### [Task statement]
Find the lines in the records that carry the word "value". Copy each one.

### [Interface dataset entries]
----

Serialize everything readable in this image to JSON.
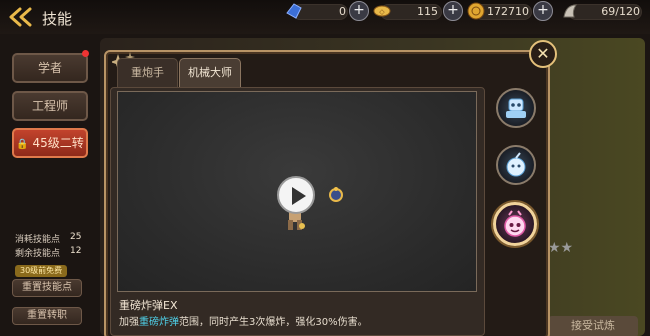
{
  "header": {
    "title": "技能",
    "resources": [
      {
        "name": "blue-gem",
        "value": "0"
      },
      {
        "name": "gold-coin-alt",
        "value": "115"
      },
      {
        "name": "gold-coin",
        "value": "172710"
      },
      {
        "name": "stamina",
        "value": "69/120"
      }
    ]
  },
  "sidebar": {
    "items": [
      {
        "label": "学者"
      },
      {
        "label": "工程师"
      },
      {
        "label": "45级二转"
      }
    ],
    "stats": [
      {
        "label": "消耗技能点",
        "value": "25"
      },
      {
        "label": "剩余技能点",
        "value": "12"
      }
    ],
    "free_badge": "30级前免费",
    "reset_button": "重置技能点",
    "reset_job_button": "重置转职"
  },
  "dialog": {
    "tabs": [
      {
        "label": "重炮手",
        "active": false
      },
      {
        "label": "机械大师",
        "active": true
      }
    ],
    "skill_name": "重磅炸弹EX",
    "skill_desc_prefix": "加强",
    "skill_desc_highlight": "重磅炸弹",
    "skill_desc_suffix": "范围，同时产生3次爆炸，强化30%伤害。",
    "close_label": "✕"
  },
  "background": {
    "button_label": "接受试炼"
  },
  "colors": {
    "accent_gold": "#e4c07a",
    "active_red": "#c2432c",
    "highlight_cyan": "#4fd0e8"
  }
}
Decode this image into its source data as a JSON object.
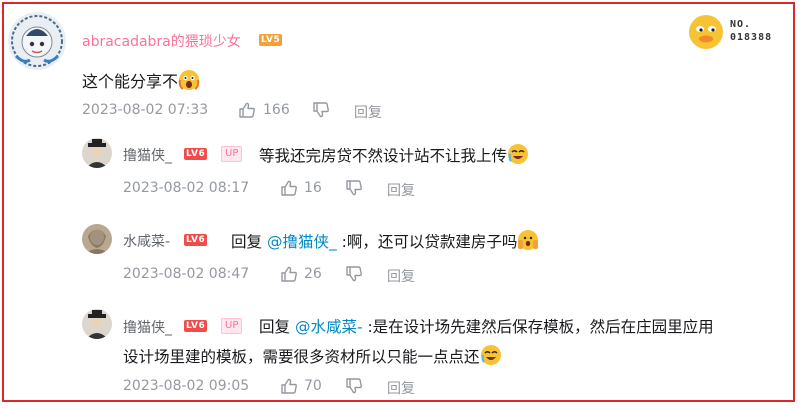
{
  "main_comment": {
    "username": "abracadabra的猥琐少女",
    "level": "LV5",
    "text": "这个能分享不",
    "time": "2023-08-02 07:33",
    "likes": "166",
    "reply_label": "回复",
    "decoration_number_label": "NO.",
    "decoration_number": "018388"
  },
  "replies": [
    {
      "username": "撸猫侠_",
      "level": "LV6",
      "badge": "UP",
      "prefix": "",
      "mention": "",
      "text": "等我还完房贷不然设计站不让我上传",
      "time": "2023-08-02 08:17",
      "likes": "16",
      "reply_label": "回复"
    },
    {
      "username": "水咸菜-",
      "level": "LV6",
      "badge": "",
      "prefix": "回复 ",
      "mention": "@撸猫侠_",
      "text": " :啊，还可以贷款建房子吗",
      "time": "2023-08-02 08:47",
      "likes": "26",
      "reply_label": "回复"
    },
    {
      "username": "撸猫侠_",
      "level": "LV6",
      "badge": "UP",
      "prefix": "回复 ",
      "mention": "@水咸菜-",
      "text": " :是在设计场先建然后保存模板，然后在庄园里应用",
      "text_line2": "设计场里建的模板，需要很多资材所以只能一点点还",
      "time": "2023-08-02 09:05",
      "likes": "70",
      "reply_label": "回复"
    }
  ],
  "colors": {
    "frame": "#d9282c",
    "pink_name": "#fb7299",
    "mention": "#008ac5",
    "meta": "#9499a0"
  },
  "icons": [
    "thumbs-up-icon",
    "thumbs-down-icon",
    "emoji-sticker-icon",
    "avatar-image"
  ]
}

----

### [Answer]
        "value": "0"
        "value": "115"
        "value": "172710"
        "value": "69/120"
        "value": "25"
        "value": "12"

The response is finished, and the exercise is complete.